In late April, we reported on the U.S. Military in Kentucky training to confront Tea Party protesters and anti-government demonstrators, who in official intelligence advisories are described as bomb-making terrorists. “Anti-Government – Health Care Protesters have stated that they would join the TEA Party as a sign of solidarity” during a protest at Fort Knox. The Tea Party “groups are armed, have combative training and some are former Military Snipers. Some may have explosives training / experience,” an intel report connected to the exercise stated.

A report issued in 2008 by the U.S. Army War College discussed the use of American troops to quell civil unrest brought about by a worsening economic crisis. The report from the War College’s Strategic Studies Institute warned that the U.S. military must prepare for a “violent, strategic dislocation inside the United States” that could be provoked by “unforeseen economic collapse” or “loss of functioning political and legal order.”

For more than a decade the Pentagon has endeavored to acclimate Americans to the presence of troops on the streets.
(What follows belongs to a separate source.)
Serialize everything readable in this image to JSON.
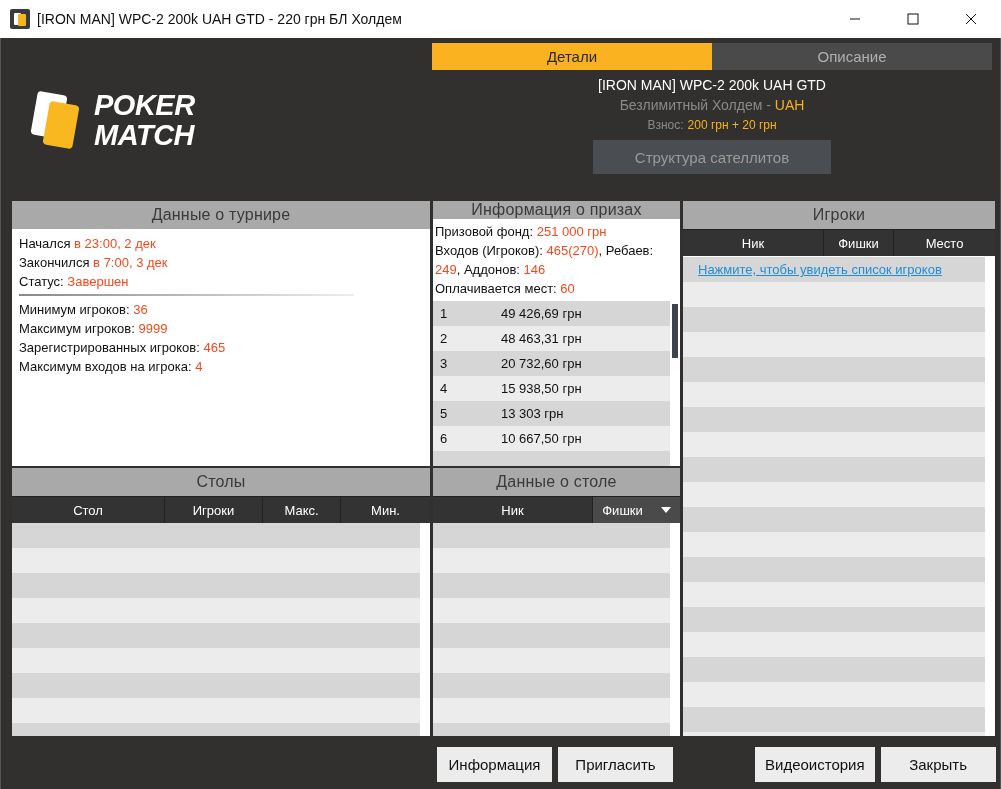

Instances of the Pentagon putting troops on the streets are numerous and have increased in frequency over the last few years.

In March of 2009, Infowars reported on U.S. Army soldiers dispatched in Samson, Alabama, supposedly in response to a rampaging gunman.

In December, 2008, the Marine Corps Air and Ground Combat Center and the local California Highway Patrol worked together “in a joint effort to reduce accidents and drinking and driving” in San Bernardino County, a blatant violation of Posse Comitatus.

The Iowa National Guard planned an exercise in the small town of Arcadia but rolled back the invasion after citizens complained about soldiers patrolling the streets of an American town.

Military police were positioned at the 2009 Kentucky Derby and in April of the same year 400 National Guard Combat Support Battalion troops were dispatched to “maintain public order” at the Boston Marathon.

In April of 2009, an Infowars reader sent a page taken from the Hardeman County, Tennessee, Bulletin Times announcing a seat belt checkpoint to be conducted on April 4 “in conjunction with a Homeland Security training exercise by the 251st Military Police in Bolivar who recently returned from Iraq.”

On April 15, 2009, we reported on how the Maryland National Guard was put on alert in anticipation of Tax Day nationwide Tea Party protests. A Force Protection Advisory issued on April 11 instructed the National Guard to be on alert during the Tea Party protests because Guardsmen and Guard facilities might become “targets of opportunity.” It was later learned that the Department of Homeland Security had put the protesters under surveillance.

Joint military, Department of Homeland Security, and local police and emergency exercises are an integral part of this ongoing effort to acclimate the American people to the prospect of troops and heavily armed cops on the streets.